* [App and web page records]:
+ + + + + + +

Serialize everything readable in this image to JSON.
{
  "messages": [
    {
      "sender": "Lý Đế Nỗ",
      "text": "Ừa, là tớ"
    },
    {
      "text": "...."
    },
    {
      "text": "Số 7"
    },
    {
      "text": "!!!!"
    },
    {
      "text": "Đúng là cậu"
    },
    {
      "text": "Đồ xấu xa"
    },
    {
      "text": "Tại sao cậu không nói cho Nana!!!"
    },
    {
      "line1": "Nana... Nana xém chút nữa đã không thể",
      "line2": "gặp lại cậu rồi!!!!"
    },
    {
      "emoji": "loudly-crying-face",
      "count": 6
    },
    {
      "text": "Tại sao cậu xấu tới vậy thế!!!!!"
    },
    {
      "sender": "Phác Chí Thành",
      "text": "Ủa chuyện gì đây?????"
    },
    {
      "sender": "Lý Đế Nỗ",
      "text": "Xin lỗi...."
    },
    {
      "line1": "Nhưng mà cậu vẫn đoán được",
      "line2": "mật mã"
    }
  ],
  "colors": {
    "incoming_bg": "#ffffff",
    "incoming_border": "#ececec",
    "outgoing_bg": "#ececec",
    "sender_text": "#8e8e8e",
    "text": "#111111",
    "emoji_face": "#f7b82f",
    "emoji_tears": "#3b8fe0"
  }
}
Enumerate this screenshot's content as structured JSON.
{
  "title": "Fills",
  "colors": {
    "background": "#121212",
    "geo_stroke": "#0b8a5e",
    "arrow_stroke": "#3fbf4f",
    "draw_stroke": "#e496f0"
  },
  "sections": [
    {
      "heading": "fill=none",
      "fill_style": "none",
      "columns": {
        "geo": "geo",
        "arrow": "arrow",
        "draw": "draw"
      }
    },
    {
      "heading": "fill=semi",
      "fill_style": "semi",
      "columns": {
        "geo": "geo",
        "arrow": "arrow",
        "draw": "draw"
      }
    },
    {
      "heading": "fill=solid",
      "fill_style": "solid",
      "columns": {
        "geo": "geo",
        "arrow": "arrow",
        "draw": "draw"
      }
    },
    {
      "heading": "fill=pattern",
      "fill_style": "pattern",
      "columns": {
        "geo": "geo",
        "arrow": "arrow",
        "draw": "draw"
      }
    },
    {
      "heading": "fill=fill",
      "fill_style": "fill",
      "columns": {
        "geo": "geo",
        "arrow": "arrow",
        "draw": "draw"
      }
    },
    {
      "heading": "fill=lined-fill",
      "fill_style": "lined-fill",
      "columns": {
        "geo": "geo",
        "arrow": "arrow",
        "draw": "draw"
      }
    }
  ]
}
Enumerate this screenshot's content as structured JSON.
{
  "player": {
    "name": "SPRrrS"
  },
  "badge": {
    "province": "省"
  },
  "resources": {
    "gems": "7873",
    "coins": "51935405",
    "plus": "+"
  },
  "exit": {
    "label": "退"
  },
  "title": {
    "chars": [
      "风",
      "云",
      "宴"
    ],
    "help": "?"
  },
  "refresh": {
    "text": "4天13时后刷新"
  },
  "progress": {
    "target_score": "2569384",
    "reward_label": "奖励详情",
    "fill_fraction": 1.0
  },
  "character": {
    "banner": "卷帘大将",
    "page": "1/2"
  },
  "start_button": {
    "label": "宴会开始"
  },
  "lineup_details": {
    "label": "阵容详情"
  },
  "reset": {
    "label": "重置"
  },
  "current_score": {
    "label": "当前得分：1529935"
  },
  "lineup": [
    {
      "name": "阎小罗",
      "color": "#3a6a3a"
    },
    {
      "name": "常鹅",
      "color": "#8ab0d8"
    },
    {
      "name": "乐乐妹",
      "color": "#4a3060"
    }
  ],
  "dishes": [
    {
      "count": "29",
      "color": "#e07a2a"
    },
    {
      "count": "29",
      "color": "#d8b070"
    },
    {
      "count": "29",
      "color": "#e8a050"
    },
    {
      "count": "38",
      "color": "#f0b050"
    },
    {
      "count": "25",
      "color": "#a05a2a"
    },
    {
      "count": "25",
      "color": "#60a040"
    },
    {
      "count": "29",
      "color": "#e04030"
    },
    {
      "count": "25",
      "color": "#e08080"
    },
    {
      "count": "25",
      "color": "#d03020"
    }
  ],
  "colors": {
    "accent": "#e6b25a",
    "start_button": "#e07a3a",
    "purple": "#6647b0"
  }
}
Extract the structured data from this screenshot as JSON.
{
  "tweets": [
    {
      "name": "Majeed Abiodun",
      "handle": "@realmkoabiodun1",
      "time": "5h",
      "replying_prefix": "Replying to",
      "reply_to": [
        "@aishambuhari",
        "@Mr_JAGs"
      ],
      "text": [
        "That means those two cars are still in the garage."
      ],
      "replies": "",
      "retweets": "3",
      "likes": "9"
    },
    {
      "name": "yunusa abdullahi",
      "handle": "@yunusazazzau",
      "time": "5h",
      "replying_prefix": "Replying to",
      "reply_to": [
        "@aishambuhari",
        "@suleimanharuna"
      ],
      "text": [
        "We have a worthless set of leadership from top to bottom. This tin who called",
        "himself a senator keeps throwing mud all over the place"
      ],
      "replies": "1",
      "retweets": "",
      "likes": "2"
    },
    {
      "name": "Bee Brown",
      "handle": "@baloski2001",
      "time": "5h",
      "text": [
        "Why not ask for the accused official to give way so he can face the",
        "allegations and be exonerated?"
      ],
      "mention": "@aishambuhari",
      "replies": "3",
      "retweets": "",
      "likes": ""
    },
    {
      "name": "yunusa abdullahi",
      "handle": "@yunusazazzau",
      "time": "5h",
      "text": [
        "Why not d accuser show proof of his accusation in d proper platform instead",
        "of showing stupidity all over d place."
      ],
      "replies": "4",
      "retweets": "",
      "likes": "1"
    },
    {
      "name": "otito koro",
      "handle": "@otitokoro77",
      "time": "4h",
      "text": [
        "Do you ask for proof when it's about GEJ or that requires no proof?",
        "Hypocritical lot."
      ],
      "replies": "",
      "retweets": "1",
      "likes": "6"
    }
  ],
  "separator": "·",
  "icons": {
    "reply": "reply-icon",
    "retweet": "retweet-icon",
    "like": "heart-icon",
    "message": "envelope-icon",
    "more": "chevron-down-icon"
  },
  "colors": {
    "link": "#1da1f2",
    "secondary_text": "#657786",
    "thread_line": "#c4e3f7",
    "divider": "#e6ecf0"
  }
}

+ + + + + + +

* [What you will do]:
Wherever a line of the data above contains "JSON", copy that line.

* [Result]:
Serialize everything readable in this image to JSON.
Enumerate this screenshot's content as structured JSON.
Enumerate this screenshot's content as structured JSON.
Extract the structured data from this screenshot as JSON.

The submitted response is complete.